Impressions of Africa opens with the coronation of Talu VII, emperor of the African land of Ejur, who has just vanquished the ruler of the neighbouring land and claimed it as his own. The ceremony is witnessed by Talu’s wives, many children (including his blind daughter Sirdah) and French guests – with one of their number acting as narrator. An extraordinary and surreal gala performance ensues, in which science, theatre and African ritual are combined in a series of unbelievable events that last over the course of the night.

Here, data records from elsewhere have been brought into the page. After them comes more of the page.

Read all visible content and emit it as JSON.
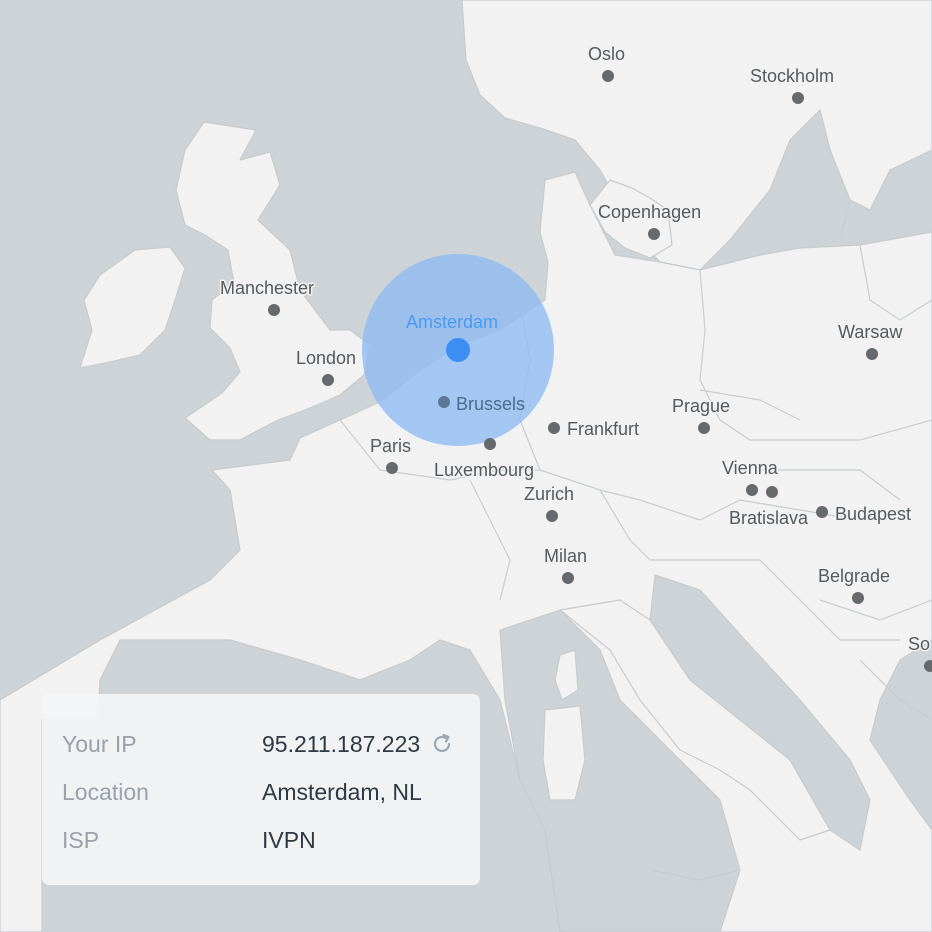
{
  "map": {
    "selected_location": {
      "label": "Amsterdam"
    },
    "cities": [
      {
        "name": "Oslo"
      },
      {
        "name": "Stockholm"
      },
      {
        "name": "Copenhagen"
      },
      {
        "name": "Manchester"
      },
      {
        "name": "London"
      },
      {
        "name": "Warsaw"
      },
      {
        "name": "Brussels"
      },
      {
        "name": "Frankfurt"
      },
      {
        "name": "Prague"
      },
      {
        "name": "Paris"
      },
      {
        "name": "Luxembourg"
      },
      {
        "name": "Zurich"
      },
      {
        "name": "Vienna"
      },
      {
        "name": "Bratislava"
      },
      {
        "name": "Budapest"
      },
      {
        "name": "Milan"
      },
      {
        "name": "Belgrade"
      },
      {
        "name": "So"
      }
    ]
  },
  "info_panel": {
    "ip_label": "Your IP",
    "ip_value": "95.211.187.223",
    "location_label": "Location",
    "location_value": "Amsterdam, NL",
    "isp_label": "ISP",
    "isp_value": "IVPN",
    "refresh_icon": "refresh-icon"
  },
  "colors": {
    "water": "#cdd3d6",
    "land": "#f2f2f2",
    "accent": "#3d8ef2",
    "selection_circle": "#8ebaf2"
  }
}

The narrator then reveals how this all came to be. He, bound for South America, boarded a ship in Marseilles leaving for Buenos Aires, joined by a quirky multi-talented group of fellow passengers – including the genius chemist Bex, the female-impersonating Carmichael, former ballerina Olga (accompanied by her tame elk and she-ass), a vain fireworks manufacturer, an Italian tragic actress and a travelling circus company of assorted acrobats, animals and freaks. When their ship is wrecked by a storm on the coast of Ejur, Talu demands that they remain his prisoners until he has gained ransoms for them. Whilst waiting for the ransom sums that will free them, the passengers pass the time by setting up a theatre company – the Incomparables – and prepare to present a fantastical display of their marvellous individual skills. The preparation for this is interwoven with the events that lead to Talu defeating his royal rival and arranging his coronation. Thus the circumstances that led to the miraculous and strange events in the novel’s first half – from ancestral deeds committed by Talu’s forefathers and the recent political and romantic liaisons that have recently occurred, to descriptions of how the performers prepared their acts – are explained precisely, grounded them in reality, albeit it a reality which is still strange and fantastical.

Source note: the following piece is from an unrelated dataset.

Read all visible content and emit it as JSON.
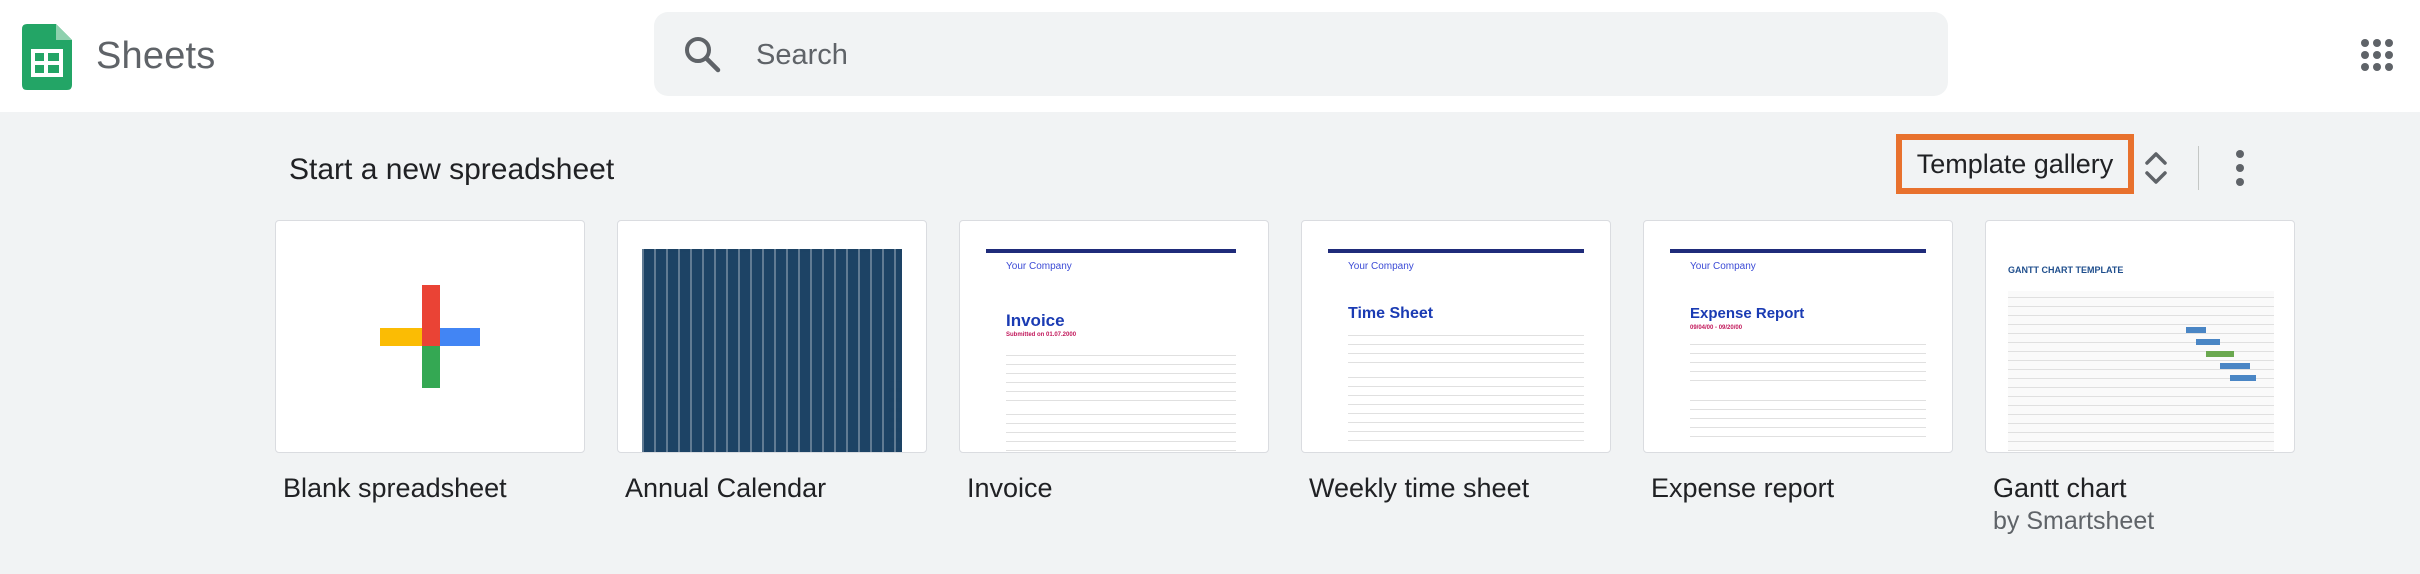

The title recalls nineteenth-century travel writing, but with a sly twist. Roussel rarely left his Paris hotel, let alone France, thus his ‘impressions’ are not based around his own exploits, or indeed on reality. They are instead ideas lifted from his imagination, resulting in an inventive, often absurd and highly surreal portrait of ‘Africa’, the unique product of Roussel’s mind.

The imagery he conjures is very detailed, which only serves to heighten their oddity. However, Roussel’s writing is precise and structured, describing objects and situations with a mathematical precision – in fact, scientific and musical terminology and concepts are frequently used, grounding the fanciful and making the logical appear magical. His keen fascination with theatre and music (he adapted his own works into plays and was himself a pianist) is also reproduced in tableaux, film stills, plays and ritualized ceremonies. Science, technology, music and theatre elaborately blended together, as seen when an advanced mechanical loom weaves a tableau onto a cloth in what is in essence a technological ‘performance’. The overall effect is of a dazzling surrealist theatrical performance, followed by the curtain being lifted to reveal the truth behind the magic tricks – but in a way that does not lessen the reader’s original reaction.

Many of his descriptions, which are deliberately surreal, provide an amusing contrast with historical narratives on Africa – from Herodotus’s giant dung beetles to more recent accounts. A scene proceeds as we would expect it for a moment, but is then followed by an amusing detail: the image of the African king being led to the place of his coronation, which would ordinarily be solemn and ceremonial, is made ridiculous and theatrical by his costume – a low-cut evening dress and flaxen wig. Once these details are finally explained (Talu, unaware that he is in ladies’ dress, is merely imitating Carmichael’s act, which he admires), we are presented with an unusual situation: the fantastic events that we saw were not entirely the work of the natives, but the westerners. The typical stance of a narrative on foreign culture, emphasizing distance and peculiarity, has been reversed. Impressions of Africa is therefore not only a reflection of the theatrical and musical arts that Roussel loved, but a work that can be subversive. It is a highly imaginative and ultimately bizarre novel that effectively conveys the author’s unique writing style and eccentric personality.